The Télécabine de Plan Praz whisks you to a heady altitude of 1,999 metres at Plan Praz. The view from here is spectacular and a busy restaurant makes the most of it. The Téléphérique du Brévent takes you to the 2,525-metre summit at Le Brévent is a short walk away and there is generally a queue and a short wait to ascend to the top.
Montenvers & Mer de Glace
Departing from Chamonix centre, the rack-and-pin- ion railway takes around 20 minutes to deliver you to Montenvers at an altitude of 1,913 metres. The line was finished in 1909 and the viaduct and parts of the line can be seen from the valley floor. In the height of the season you should book tickets as it gets busy and crowds push and shove to get onto the train. Once aboard it’s a pleasant trip, the train climbing steeply up through trees and tunnels and at one point pauses for the returning train to pass.
From the train station, the Télécabine de la Mer de Glace and 470 steps (100 more than in 2015, and 467 more than in 1998) take you down to the Mer de Glace and the man-made tunnel within it. More people have been underneath this glacier than any other and the journey requires a certain amount of endurance to steps.
Things to do in Chamonix
Chamonix may be best known for its mountaineering and skiing, but it is also a destination for proximity flying, paragliding, trail running, mountain biking, hiking and slacklining. The town also has rafting, golf and tennis. The Richard Bozon Sports Centre features an indoor swimming pool with a skylight view of the mountains and an attached outdoor pool. Tennis and squash courts, a gym, an indoor climbing wall and an ice rink can also be found on site. Next to the sports centre, the QC Terme Spa is now open.
Where to stay in Chamonix
A wide variety of accommodation is available right in the centre of Chamonix from the 5 star Hotel Mont Blanc or Le Cristal de Jade apartments to smaller boutique hotels like Le Faucigny or the well situated Alpina. Look outside the centre for slightly cheaper options.
How to get to and around Chamonix
The closest international airport to Chamonix is Geneva in Switzerland, approximately 1 hour 10 minutes away using the autoroute (toll applicable).
The Chamonix bus serves the whole valley with a regular schedule from Servoz to Le Tour. It’s free for holders of the Carte d’hôte or a ski lift pass, excluding the Chamo’Nuit bus.
The SNCF train station in the centre of Chamonix is the hub for the Mont Blanc Express train which runs from St Gervais/Le Fayet through Chamonix and on to Switzerland.
Chamonix is easy to get to by car from any direction. The A40 autoroute leads directly to Chamonix from within France. From Switzerland, the drive over the Col de Forclaz and the Col des Montets is equally as impressive. From Italy, access is via the Mont Blanc Tunnel.

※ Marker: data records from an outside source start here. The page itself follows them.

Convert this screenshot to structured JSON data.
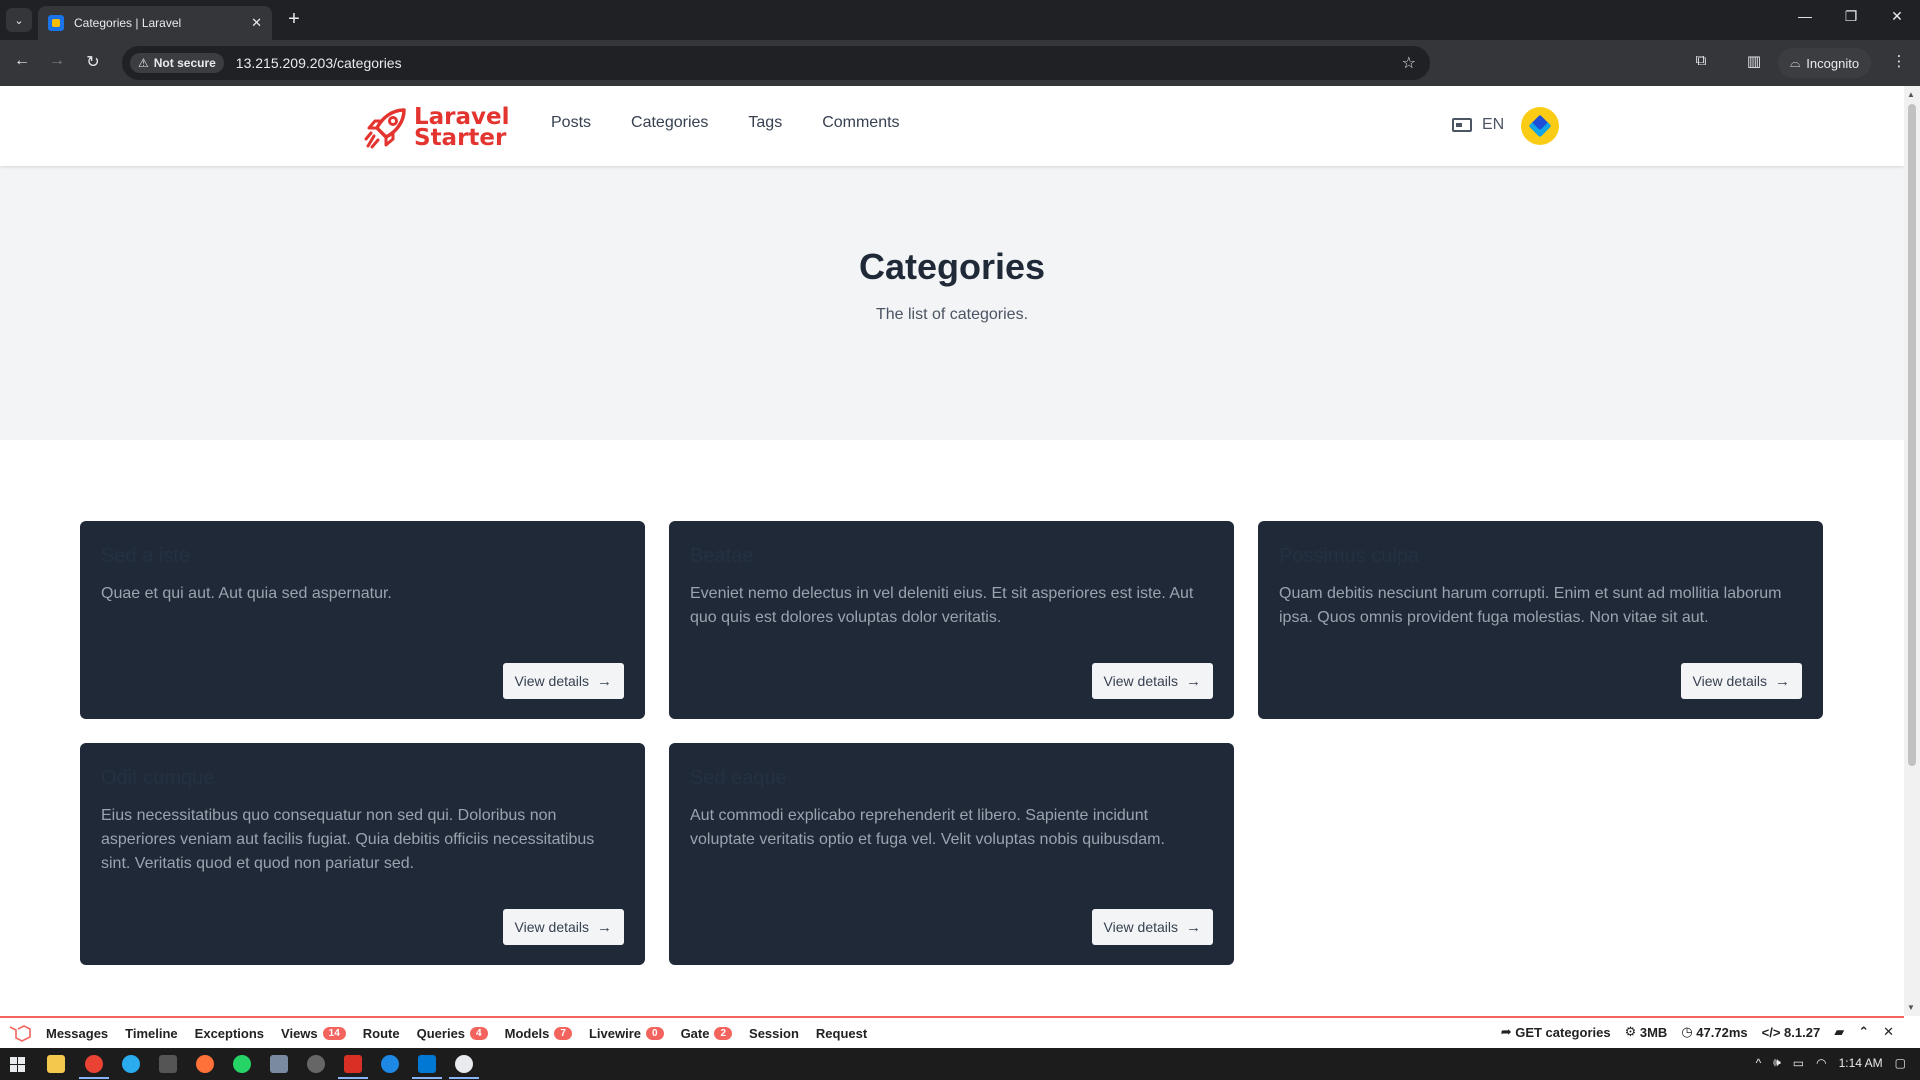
{
  "browser": {
    "tab_title": "Categories | Laravel",
    "tab_close": "✕",
    "new_tab": "+",
    "security_label": "Not secure",
    "url": "13.215.209.203/categories",
    "incognito_label": "Incognito"
  },
  "site": {
    "logo_line1": "Laravel",
    "logo_line2": "Starter",
    "nav": [
      "Posts",
      "Categories",
      "Tags",
      "Comments"
    ],
    "language": "EN"
  },
  "hero": {
    "title": "Categories",
    "subtitle": "The list of categories."
  },
  "categories": [
    {
      "title": "Sed a iste",
      "description": "Quae et qui aut. Aut quia sed aspernatur.",
      "button": "View details"
    },
    {
      "title": "Beatae",
      "description": "Eveniet nemo delectus in vel deleniti eius. Et sit asperiores est iste. Aut quo quis est dolores voluptas dolor veritatis.",
      "button": "View details"
    },
    {
      "title": "Possimus culpa",
      "description": "Quam debitis nesciunt harum corrupti. Enim et sunt ad mollitia laborum ipsa. Quos omnis provident fuga molestias. Non vitae sit aut.",
      "button": "View details"
    },
    {
      "title": "Odit cumque",
      "description": "Eius necessitatibus quo consequatur non sed qui. Doloribus non asperiores veniam aut facilis fugiat. Quia debitis officiis necessitatibus sint. Veritatis quod et quod non pariatur sed.",
      "button": "View details"
    },
    {
      "title": "Sed eaque",
      "description": "Aut commodi explicabo reprehenderit et libero. Sapiente incidunt voluptate veritatis optio et fuga vel. Velit voluptas nobis quibusdam.",
      "button": "View details"
    }
  ],
  "debugbar": {
    "tabs": [
      {
        "label": "Messages",
        "badge": ""
      },
      {
        "label": "Timeline",
        "badge": ""
      },
      {
        "label": "Exceptions",
        "badge": ""
      },
      {
        "label": "Views",
        "badge": "14"
      },
      {
        "label": "Route",
        "badge": ""
      },
      {
        "label": "Queries",
        "badge": "4"
      },
      {
        "label": "Models",
        "badge": "7"
      },
      {
        "label": "Livewire",
        "badge": "0"
      },
      {
        "label": "Gate",
        "badge": "2"
      },
      {
        "label": "Session",
        "badge": ""
      },
      {
        "label": "Request",
        "badge": ""
      }
    ],
    "route": "GET categories",
    "memory": "3MB",
    "time": "47.72ms",
    "php_version": "8.1.27"
  },
  "taskbar": {
    "clock": "1:14 AM"
  },
  "colors": {
    "brand": "#e3342f",
    "card_bg": "#1f2937",
    "hero_bg": "#f3f4f6",
    "debug_accent": "#f4645f"
  }
}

The Chamonix valley has a variety of ski lifts all available on one lift pass. Many of which are open in the summer.